▶ **Task goal**
Go through the data and copy each line where the string "year" appears.
================================
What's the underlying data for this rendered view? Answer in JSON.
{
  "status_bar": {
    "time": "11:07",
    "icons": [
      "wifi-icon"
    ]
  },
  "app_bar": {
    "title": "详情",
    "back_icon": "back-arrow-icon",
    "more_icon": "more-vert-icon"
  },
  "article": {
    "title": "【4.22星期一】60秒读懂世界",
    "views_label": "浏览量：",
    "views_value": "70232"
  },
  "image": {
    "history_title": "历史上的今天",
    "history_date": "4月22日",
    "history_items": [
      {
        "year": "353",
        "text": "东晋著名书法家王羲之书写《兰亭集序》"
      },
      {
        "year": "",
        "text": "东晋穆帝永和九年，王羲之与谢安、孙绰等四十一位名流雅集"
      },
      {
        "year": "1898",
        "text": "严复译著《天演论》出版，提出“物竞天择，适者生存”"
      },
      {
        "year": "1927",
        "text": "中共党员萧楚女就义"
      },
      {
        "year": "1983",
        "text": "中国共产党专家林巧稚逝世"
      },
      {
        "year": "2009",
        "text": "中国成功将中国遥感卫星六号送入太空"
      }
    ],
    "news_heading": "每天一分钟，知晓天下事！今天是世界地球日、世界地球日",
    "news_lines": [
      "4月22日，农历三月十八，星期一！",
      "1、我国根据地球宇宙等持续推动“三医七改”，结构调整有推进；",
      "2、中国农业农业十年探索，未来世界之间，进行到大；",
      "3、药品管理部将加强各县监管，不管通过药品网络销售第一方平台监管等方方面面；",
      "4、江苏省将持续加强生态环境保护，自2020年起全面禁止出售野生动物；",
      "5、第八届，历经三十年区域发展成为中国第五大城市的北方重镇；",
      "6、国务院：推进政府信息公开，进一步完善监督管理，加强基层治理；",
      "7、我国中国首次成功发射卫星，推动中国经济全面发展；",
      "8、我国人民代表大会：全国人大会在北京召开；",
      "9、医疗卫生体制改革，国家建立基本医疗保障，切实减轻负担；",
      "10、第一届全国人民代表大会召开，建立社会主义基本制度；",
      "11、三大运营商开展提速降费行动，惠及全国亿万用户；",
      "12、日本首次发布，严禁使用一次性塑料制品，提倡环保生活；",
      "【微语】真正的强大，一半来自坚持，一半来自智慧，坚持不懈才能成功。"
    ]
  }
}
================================
▶ **Solution**
        "year": "353",
        "year": "",
        "year": "1898",
        "year": "1927",
        "year": "1983",
        "year": "2009",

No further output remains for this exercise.